→ WORK ITEM
Scan the entries below for the word "Lumetri" and copy every line where it turns up.

(Data about app and page elements)

::::::

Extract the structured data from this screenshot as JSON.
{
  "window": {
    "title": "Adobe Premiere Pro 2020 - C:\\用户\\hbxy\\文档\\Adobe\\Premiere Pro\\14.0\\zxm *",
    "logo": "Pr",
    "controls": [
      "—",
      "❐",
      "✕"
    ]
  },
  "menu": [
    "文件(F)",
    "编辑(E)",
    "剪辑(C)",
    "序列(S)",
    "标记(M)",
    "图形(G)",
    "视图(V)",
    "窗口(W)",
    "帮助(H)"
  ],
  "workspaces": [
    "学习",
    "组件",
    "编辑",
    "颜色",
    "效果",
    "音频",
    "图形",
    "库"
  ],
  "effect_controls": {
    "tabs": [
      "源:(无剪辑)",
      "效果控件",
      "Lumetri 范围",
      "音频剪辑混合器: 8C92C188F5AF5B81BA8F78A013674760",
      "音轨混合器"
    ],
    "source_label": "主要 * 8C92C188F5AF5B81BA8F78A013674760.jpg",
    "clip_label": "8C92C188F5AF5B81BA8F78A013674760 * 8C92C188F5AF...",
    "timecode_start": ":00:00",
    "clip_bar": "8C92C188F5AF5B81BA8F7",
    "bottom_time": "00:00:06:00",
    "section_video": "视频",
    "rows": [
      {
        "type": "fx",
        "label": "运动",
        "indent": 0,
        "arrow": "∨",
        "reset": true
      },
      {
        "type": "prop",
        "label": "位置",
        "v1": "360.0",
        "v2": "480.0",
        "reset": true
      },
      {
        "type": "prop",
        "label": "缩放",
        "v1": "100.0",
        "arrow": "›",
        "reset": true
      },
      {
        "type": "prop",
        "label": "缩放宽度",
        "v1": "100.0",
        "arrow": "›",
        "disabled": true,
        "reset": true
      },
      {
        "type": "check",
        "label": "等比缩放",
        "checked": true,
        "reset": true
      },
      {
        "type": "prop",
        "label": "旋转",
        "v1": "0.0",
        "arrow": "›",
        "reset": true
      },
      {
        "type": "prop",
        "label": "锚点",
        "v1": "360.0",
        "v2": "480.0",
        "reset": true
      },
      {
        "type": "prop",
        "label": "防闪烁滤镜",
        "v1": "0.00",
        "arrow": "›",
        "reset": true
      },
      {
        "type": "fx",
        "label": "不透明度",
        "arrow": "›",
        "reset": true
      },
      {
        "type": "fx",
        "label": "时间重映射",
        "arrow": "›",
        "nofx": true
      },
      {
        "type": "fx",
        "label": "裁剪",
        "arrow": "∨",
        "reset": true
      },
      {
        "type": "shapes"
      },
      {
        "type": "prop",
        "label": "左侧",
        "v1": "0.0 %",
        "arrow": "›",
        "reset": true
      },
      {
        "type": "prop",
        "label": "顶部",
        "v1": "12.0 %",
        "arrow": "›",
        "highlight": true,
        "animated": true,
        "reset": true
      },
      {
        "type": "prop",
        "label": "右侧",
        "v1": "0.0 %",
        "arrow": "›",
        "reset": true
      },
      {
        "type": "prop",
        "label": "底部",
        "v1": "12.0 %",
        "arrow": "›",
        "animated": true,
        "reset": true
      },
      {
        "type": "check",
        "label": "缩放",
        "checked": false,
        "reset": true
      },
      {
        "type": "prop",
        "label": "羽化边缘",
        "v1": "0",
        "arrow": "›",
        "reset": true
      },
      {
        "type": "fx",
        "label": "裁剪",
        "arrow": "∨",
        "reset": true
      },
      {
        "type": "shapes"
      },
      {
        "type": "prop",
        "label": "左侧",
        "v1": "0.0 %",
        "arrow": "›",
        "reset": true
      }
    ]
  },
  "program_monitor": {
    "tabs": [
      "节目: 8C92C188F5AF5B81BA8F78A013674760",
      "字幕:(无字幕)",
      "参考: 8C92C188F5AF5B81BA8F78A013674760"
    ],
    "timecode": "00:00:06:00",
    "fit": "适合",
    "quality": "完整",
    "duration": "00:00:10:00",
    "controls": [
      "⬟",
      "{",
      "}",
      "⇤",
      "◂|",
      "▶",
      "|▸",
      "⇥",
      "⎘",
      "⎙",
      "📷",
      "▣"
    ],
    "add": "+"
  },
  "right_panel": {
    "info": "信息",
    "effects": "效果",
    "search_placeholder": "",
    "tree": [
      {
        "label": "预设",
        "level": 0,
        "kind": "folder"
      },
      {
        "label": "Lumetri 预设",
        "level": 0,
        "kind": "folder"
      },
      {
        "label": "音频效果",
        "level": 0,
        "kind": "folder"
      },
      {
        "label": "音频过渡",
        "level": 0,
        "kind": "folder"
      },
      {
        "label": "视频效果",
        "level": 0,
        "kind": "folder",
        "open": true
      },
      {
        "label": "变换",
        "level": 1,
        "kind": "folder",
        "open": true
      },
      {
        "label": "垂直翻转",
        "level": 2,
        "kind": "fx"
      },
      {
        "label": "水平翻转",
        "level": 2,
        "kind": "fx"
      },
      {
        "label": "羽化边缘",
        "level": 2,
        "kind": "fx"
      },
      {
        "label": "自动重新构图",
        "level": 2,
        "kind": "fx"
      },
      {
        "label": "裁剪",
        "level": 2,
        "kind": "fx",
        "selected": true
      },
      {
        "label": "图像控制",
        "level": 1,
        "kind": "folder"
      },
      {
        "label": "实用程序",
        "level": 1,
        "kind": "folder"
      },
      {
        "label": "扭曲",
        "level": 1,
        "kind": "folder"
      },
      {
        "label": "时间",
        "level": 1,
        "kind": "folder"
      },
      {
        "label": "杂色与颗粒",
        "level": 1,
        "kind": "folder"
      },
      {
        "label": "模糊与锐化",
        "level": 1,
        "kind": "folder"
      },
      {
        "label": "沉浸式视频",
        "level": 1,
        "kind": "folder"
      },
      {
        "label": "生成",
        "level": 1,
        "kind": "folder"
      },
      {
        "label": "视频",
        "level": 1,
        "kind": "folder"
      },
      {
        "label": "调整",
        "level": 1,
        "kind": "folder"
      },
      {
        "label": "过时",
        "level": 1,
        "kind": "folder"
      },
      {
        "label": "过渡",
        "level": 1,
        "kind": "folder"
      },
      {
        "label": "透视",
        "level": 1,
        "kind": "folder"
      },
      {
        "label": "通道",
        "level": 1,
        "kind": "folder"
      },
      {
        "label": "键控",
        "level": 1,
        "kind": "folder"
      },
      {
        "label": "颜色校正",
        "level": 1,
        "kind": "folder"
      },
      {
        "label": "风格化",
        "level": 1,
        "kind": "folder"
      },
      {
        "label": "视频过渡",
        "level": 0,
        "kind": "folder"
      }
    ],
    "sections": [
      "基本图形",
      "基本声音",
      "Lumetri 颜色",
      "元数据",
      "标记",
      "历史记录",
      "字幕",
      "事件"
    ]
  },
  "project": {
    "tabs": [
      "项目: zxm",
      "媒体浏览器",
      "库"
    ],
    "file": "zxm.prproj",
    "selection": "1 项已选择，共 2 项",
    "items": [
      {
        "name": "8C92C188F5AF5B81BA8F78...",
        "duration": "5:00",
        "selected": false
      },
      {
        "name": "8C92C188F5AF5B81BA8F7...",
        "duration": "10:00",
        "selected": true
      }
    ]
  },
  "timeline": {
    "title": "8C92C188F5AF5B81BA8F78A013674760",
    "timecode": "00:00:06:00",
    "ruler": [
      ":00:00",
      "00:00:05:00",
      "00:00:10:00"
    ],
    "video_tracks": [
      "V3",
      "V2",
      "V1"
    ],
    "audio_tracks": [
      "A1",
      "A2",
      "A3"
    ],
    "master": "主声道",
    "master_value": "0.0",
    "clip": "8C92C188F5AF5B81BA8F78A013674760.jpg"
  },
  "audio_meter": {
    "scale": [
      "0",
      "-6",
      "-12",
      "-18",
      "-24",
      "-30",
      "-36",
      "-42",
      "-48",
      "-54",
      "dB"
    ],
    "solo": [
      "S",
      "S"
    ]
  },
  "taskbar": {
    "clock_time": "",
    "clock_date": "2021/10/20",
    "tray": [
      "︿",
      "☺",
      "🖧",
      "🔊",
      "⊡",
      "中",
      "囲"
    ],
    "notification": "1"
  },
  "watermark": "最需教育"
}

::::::

→ WRITTEN SOLUTION
      "Lumetri 范围",
        "label": "Lumetri 预设",
      "Lumetri 颜色",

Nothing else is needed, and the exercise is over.